It is unclear whether the flaw is caused by Heartbleed but it does include similar threats. Web security experts are urging users to switch to alternate products but Microsoft said in a statement that personal data will not be released by Internet Explorer unless users click on unverified emails and links.
“This issue allows remote code execution if users visit a malicious website with an affected browser. This would typically occur by an attacker convincing someone to click a link in an email or instant message,” Microsoft said.
The security flaw exists in Internet Explorer versions 6 through 11, and affects users of Windows XP, the operating system that Microsoft stopped supporting earlier this month.
For the time being, users are encouraged to download a security mitigation tool kit and enable the Enhanced Protected Mode under their security settings – Microsoft said these measures will work on Windows XP browsers as well.
The tech giant also encourages users to enable firewalls, apply all software updates and install anti-virus and anti-spyware software. Users should also exercise caution when visiting websites and avoid clicking suspicious links, or opening email messages from unfamiliar senders.

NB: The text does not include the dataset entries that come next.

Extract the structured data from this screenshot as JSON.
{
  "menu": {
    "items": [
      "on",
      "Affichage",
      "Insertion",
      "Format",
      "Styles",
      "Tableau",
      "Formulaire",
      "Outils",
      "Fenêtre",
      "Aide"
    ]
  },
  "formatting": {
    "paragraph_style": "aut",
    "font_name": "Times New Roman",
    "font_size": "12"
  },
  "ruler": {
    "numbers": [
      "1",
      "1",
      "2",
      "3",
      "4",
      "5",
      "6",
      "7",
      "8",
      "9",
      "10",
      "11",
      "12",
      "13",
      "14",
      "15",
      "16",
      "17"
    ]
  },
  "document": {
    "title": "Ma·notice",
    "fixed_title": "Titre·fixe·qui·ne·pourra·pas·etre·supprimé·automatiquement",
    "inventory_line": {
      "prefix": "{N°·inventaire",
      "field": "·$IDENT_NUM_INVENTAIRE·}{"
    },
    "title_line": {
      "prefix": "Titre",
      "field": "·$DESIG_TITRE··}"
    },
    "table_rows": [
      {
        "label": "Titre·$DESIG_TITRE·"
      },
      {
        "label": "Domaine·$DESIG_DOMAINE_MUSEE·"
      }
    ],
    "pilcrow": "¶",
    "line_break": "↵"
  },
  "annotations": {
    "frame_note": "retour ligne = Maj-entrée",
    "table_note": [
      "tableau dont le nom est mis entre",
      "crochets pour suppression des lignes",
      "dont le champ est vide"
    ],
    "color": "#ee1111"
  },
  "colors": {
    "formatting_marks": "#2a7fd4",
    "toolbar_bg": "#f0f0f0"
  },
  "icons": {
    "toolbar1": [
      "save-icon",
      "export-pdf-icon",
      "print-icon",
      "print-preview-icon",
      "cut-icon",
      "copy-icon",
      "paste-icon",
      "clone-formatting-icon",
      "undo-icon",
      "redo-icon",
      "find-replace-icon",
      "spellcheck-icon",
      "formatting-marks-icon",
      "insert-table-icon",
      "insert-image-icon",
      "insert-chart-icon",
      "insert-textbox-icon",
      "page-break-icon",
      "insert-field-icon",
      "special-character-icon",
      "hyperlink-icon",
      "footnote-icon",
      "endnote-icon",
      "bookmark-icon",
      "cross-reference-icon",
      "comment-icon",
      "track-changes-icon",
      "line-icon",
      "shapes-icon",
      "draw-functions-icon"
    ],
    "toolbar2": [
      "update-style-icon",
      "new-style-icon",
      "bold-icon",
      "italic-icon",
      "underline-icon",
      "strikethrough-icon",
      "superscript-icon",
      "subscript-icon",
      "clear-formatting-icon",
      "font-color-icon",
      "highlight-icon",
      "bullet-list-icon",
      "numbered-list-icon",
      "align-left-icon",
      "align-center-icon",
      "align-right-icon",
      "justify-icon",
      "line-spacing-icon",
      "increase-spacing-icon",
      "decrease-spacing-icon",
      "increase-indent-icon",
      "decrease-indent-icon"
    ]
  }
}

“We are working closely to investigate this report of a vulnerability which was found in a very limited targeted attack,” Microsoft said in an advisory.

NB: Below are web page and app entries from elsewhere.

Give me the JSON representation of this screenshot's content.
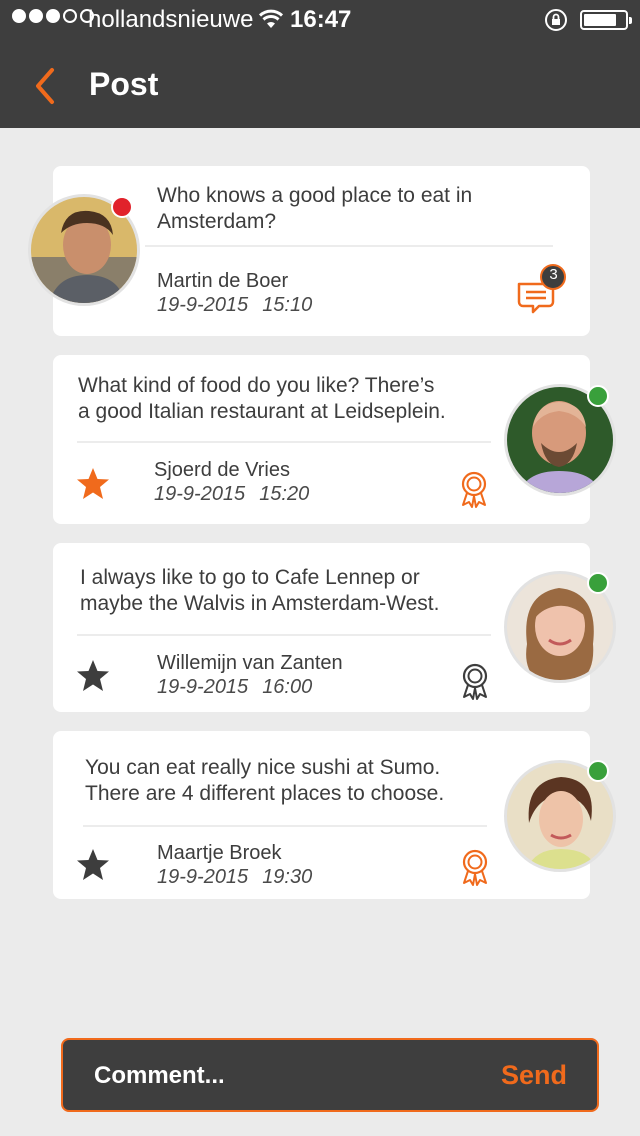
{
  "status_bar": {
    "carrier": "hollandsnieuwe",
    "time": "16:47",
    "signal_bars_filled": 3,
    "signal_bars_total": 5,
    "battery_level": 0.8
  },
  "nav": {
    "back_icon": "chevron-left-icon",
    "title": "Post"
  },
  "colors": {
    "accent": "#f06a1c",
    "header_bg": "#3e3e3e",
    "background": "#ebebeb",
    "offline": "#e1222b",
    "online": "#39a03b"
  },
  "post": {
    "message": "Who knows a good place to eat in Amsterdam?",
    "author": "Martin de Boer",
    "date": "19-9-2015",
    "time": "15:10",
    "comment_count": "3",
    "presence": "offline"
  },
  "replies": [
    {
      "message_line1": "What kind of food do you like? There’s",
      "message_line2": "a good Italian restaurant at Leidseplein.",
      "author": "Sjoerd de Vries",
      "date": "19-9-2015",
      "time": "15:20",
      "starred": true,
      "awarded": true,
      "presence": "online"
    },
    {
      "message_line1": "I always like to go to Cafe Lennep or",
      "message_line2": "maybe the Walvis in Amsterdam-West.",
      "author": "Willemijn van Zanten",
      "date": "19-9-2015",
      "time": "16:00",
      "starred": false,
      "awarded": false,
      "presence": "online"
    },
    {
      "message_line1": "You can eat really nice sushi at Sumo.",
      "message_line2": "There are 4 different places to choose.",
      "author": "Maartje Broek",
      "date": "19-9-2015",
      "time": "19:30",
      "starred": false,
      "awarded": true,
      "presence": "online"
    }
  ],
  "comment_bar": {
    "placeholder": "Comment...",
    "send_label": "Send"
  }
}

Microsoft is working with FireEye, a global network security company, to track down and eliminate the coding flaw. Stay tuned for more updates.
Guidance for Internet Explorer vulnerability
Full advisory on security flaw
How to boost your malware defense and protect your PC